But I need to paint some background. When speaking of my lady, know that she snores. So does her dog. At night they make a very complicated syncopated symphony. They also both have beautiful eyes.
I imagine that the lady’s ancestor’s spouse and the dog’s ancestor’s owners both really liked pretty eyes better than they liked sleep—and by breeding with the one (and letting the other one breed) they essentially selected for this particular characteristic.
People who make up names call this selection pressure. By necessity, the more important one feels pretty eyes are (more selection pressure in favor of that trait) the more lax one must be regarding other characteristics like quiet breathing.
In the natural world there are selection pressures too. There are selection pressures from drought, disease, predators, etc. Worse yet, there is competition from other species and even other members of one’s same species —like my family at Christmas dinner—for limited resources. In nature these pressures happen all at once—so in order to survive (and hopefully breed) one needs to respond to all of the pressures successfully. If one survives then one gets to transfer the information of one’s success to one’s offspring. If one develops a way to survive which is better, that one gets to put more offspring into the world than those which survive less “better.”
By the way, if the last paragraph made sense to you then you understand pretty much all you need to know about evolution by natural selection. From cell phones to spouses to the kinds of rocks in your driveway—evolution by natural selection could be said to apply to everything you have ever seen or heard or done. What works stays, what changes and works better stays more.
So, let’s get back to GMF. When we say genetically modified, what exactly are these “genes” which are getting modified? Well, you and I are made of cells and I think of cells as little factories with each factory having a primary task, such as movement or fighting germs. In addition, cells perform self maintenance—such as getting supplies in, getting waste out and possibly making new cells.
Inside each cell there is a library, called the nucleus, and in the library there are a bunch of books (DNA) that have the instructions on how to build all the machines (usually proteins) that the ‘factory’ needs—primary task proteins, getting supplies in and waste out proteins, and even new little cell protein making proteins. These instructions are copied out onto something called RNA, which (like little slips of paper) are brought out onto the factory floor where they are read. Just about all the proteins that make up the characteristics of a cell or individual come from this reading—such as proteins to make eyes brown or hair curly. The smallest amount of instruction in DNA that can make a discreet characteristic of a cell can be referred to as a gene.

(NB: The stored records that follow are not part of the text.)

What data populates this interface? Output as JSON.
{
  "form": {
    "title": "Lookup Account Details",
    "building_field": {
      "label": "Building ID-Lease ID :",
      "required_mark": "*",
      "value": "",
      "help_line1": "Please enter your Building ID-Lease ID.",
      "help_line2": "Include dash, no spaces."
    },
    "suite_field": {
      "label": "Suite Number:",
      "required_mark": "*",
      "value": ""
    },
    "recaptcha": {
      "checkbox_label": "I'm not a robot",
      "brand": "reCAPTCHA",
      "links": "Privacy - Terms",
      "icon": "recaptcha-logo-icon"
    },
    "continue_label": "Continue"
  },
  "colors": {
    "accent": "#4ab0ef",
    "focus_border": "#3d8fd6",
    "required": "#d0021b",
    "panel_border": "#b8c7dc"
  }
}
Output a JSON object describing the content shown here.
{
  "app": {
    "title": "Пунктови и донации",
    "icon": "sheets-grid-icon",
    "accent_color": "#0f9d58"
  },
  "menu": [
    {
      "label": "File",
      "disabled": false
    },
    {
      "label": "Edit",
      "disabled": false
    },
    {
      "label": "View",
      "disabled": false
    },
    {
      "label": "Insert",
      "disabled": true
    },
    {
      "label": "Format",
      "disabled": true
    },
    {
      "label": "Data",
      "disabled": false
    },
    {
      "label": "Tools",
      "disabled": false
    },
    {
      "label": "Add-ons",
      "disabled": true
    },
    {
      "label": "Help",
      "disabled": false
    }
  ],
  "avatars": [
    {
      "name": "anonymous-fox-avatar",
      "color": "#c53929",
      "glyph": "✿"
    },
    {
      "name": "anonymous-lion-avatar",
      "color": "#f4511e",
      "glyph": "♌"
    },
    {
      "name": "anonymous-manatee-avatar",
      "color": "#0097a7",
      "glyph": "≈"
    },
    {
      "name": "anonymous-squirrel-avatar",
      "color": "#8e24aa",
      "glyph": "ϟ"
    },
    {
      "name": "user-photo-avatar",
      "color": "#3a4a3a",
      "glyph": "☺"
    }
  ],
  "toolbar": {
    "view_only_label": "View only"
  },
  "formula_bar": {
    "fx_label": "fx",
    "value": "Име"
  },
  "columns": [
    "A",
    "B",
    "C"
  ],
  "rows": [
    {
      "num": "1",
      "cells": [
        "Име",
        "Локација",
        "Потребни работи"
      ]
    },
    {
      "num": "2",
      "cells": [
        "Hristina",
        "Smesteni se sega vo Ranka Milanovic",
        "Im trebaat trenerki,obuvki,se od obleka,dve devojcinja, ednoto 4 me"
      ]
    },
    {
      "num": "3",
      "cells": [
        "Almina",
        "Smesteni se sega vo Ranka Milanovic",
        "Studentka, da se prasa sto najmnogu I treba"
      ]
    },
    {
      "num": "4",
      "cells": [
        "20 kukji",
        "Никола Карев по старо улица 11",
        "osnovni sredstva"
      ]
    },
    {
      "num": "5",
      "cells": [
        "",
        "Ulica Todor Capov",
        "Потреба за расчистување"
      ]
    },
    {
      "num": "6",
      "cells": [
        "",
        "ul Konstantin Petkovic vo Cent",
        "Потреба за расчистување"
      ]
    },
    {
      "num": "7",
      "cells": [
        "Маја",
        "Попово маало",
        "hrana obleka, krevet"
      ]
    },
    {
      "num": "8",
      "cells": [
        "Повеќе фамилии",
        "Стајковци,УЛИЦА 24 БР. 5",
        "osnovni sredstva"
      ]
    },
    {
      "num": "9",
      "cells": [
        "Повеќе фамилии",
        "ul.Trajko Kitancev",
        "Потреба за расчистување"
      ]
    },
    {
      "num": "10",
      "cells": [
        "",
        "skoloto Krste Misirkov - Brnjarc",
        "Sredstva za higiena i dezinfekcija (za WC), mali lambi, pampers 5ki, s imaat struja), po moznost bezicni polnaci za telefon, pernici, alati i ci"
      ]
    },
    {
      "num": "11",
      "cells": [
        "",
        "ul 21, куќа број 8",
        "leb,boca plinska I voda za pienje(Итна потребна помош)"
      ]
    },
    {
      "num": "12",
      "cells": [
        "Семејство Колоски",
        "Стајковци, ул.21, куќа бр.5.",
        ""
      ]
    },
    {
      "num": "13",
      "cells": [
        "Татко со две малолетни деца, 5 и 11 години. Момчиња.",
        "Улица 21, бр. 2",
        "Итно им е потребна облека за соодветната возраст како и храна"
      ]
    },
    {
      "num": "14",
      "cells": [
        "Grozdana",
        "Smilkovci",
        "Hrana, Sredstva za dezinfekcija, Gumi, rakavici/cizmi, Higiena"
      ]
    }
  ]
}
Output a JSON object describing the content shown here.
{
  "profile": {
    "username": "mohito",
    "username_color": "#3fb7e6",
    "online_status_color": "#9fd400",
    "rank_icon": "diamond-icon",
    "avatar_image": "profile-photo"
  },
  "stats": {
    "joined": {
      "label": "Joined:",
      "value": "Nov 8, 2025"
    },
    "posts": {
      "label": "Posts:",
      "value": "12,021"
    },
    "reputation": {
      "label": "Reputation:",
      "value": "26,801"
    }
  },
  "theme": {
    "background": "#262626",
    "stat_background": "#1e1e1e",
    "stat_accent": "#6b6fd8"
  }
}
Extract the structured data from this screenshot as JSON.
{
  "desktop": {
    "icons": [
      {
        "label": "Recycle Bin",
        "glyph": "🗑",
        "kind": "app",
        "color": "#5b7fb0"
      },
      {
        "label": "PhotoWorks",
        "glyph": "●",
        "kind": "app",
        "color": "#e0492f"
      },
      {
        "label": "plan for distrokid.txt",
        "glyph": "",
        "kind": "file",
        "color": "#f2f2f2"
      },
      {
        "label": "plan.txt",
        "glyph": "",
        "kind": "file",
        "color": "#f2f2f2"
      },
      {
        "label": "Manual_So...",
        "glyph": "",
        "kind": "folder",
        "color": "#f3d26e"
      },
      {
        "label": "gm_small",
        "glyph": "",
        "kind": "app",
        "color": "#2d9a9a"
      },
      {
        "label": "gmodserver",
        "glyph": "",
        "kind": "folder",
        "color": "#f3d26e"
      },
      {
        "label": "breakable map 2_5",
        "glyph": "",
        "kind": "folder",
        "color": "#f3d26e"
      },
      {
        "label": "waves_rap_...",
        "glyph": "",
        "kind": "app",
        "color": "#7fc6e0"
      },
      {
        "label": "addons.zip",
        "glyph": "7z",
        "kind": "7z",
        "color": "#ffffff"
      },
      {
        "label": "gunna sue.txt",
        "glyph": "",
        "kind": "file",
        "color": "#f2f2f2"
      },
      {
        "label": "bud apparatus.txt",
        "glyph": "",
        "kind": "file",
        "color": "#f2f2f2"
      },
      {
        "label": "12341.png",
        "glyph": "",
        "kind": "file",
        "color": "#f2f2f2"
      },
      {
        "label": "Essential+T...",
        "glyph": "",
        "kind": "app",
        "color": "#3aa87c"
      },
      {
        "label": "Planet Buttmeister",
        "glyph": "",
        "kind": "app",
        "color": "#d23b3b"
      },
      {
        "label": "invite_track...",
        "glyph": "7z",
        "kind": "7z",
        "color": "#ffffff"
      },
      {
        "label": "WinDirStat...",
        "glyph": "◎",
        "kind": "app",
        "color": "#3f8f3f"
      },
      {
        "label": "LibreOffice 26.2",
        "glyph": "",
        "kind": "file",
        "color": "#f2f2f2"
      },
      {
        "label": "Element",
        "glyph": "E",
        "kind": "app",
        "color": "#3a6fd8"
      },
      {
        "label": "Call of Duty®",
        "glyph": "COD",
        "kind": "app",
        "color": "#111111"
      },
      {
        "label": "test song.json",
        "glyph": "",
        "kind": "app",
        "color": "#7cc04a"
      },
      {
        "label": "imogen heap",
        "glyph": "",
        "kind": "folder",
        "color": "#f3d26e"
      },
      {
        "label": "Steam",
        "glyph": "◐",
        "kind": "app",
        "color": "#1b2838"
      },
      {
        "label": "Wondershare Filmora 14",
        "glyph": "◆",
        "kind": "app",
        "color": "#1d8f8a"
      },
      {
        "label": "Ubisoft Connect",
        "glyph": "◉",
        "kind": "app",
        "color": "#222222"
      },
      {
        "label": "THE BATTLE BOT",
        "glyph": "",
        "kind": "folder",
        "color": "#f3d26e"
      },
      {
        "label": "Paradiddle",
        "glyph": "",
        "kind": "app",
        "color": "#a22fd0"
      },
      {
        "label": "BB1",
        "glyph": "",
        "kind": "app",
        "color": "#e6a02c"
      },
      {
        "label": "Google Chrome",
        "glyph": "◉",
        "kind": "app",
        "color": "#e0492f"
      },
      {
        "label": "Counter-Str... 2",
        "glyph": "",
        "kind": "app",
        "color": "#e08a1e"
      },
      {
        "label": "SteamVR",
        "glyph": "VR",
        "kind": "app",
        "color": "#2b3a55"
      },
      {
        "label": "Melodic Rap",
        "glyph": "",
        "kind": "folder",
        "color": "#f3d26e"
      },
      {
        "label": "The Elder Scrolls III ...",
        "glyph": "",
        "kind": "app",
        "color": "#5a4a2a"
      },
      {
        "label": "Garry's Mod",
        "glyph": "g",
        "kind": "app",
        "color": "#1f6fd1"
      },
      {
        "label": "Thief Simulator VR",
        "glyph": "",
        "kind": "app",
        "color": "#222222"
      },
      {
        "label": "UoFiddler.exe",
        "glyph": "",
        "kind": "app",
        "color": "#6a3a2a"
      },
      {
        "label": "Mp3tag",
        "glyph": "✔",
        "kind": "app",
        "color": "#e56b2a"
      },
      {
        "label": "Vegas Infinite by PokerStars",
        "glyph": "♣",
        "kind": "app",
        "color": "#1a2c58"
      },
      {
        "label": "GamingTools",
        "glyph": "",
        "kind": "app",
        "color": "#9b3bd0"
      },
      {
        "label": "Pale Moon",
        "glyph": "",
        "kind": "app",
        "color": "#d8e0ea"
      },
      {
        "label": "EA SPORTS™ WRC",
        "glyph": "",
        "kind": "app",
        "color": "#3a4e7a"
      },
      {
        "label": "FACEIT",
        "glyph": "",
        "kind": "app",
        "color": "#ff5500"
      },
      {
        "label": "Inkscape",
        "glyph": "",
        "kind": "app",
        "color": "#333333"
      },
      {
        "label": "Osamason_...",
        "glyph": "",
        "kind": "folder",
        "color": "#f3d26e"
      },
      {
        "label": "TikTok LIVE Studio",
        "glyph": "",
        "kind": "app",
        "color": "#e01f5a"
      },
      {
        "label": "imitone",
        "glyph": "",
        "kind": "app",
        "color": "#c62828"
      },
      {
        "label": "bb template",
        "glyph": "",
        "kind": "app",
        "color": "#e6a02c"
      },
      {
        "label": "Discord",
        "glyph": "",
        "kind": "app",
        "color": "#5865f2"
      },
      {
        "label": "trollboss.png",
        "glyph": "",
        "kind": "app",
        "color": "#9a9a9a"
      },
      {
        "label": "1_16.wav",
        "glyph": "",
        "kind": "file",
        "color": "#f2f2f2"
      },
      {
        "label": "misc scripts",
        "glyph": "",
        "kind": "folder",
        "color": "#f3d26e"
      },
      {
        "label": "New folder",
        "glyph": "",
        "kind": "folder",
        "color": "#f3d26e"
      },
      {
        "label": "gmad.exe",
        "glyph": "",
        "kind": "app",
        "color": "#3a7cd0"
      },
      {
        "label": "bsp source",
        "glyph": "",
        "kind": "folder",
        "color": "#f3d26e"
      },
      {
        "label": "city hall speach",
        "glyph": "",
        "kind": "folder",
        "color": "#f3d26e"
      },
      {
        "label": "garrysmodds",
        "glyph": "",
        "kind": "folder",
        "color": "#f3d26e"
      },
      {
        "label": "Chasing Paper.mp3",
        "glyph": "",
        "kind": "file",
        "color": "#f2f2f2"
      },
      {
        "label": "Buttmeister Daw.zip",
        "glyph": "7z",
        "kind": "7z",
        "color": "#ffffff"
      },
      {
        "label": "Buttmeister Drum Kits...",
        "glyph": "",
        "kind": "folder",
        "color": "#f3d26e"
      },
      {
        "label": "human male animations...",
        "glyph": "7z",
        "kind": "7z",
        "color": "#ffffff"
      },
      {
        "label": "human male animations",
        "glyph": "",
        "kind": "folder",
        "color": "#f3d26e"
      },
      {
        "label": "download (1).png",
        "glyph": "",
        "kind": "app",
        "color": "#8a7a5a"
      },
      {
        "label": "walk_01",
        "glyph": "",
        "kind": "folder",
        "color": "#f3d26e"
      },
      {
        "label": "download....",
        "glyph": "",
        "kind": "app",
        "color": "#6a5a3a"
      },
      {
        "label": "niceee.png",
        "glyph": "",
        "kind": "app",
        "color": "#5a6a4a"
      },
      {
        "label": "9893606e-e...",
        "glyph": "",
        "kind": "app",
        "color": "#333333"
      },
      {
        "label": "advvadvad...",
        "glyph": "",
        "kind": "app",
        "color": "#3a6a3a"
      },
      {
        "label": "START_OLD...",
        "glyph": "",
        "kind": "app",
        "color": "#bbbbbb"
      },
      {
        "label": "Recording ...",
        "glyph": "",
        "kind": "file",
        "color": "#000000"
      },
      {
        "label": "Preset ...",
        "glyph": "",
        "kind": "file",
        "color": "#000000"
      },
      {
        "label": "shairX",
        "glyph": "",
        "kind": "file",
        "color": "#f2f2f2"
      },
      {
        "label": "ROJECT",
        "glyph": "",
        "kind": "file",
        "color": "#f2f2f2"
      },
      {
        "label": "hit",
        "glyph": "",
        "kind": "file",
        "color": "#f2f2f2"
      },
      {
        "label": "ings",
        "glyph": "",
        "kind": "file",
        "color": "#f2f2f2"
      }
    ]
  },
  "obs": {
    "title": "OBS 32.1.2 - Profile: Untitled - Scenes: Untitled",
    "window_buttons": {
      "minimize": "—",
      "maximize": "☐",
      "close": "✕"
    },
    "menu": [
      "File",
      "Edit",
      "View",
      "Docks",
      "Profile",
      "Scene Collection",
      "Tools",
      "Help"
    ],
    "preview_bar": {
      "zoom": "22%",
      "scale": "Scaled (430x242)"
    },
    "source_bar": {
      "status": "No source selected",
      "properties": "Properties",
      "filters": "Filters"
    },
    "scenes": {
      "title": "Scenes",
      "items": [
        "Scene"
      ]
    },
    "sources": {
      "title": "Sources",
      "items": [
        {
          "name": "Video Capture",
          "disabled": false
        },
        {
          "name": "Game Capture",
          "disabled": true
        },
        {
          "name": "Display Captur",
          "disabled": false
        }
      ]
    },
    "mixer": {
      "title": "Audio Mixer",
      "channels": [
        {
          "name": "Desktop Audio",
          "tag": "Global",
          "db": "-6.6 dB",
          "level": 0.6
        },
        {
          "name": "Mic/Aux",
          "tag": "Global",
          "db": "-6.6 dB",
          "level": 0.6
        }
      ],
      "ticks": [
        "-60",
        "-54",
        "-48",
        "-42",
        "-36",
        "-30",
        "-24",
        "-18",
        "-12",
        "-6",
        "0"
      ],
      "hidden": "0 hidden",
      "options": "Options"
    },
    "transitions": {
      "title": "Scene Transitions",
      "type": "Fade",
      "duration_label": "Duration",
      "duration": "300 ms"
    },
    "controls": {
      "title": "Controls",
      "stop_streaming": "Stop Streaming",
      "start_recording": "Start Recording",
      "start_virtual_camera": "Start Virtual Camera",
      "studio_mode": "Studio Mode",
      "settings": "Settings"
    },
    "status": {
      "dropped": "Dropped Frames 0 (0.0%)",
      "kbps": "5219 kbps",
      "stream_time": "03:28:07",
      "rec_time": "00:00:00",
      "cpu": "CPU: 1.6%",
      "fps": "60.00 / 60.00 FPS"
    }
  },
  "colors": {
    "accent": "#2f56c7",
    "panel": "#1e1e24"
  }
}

Now, when it is time for a cell to make a new cell, a copy is made of the library, a new factory is built and the two cells split. Living things may differ in detail (i.e., using functional RNA instead of proteins) but the basic plan is the same. Inherited instructions = genes. Now sometimes a gene changes or a whole gene can even be lost or added and this can be good, bad or neutral in regard to the particular pressures on the cell. For instance—changing the number of tires on a car might be good or bad for driving, but changing the color might not matter.
I apologize for the boring sermon this week but I wanted us all on the same “page” for next week—which may include how GMFs are related to Ouray County Visual Impact Regulations—so stay tuned.

Dr. Joe Alaimo is the owner of Ouray Vet and partner of Trail Town Still. The savior of small animals, thirsty people everywhere and a fairly dangerous man with a garlic press.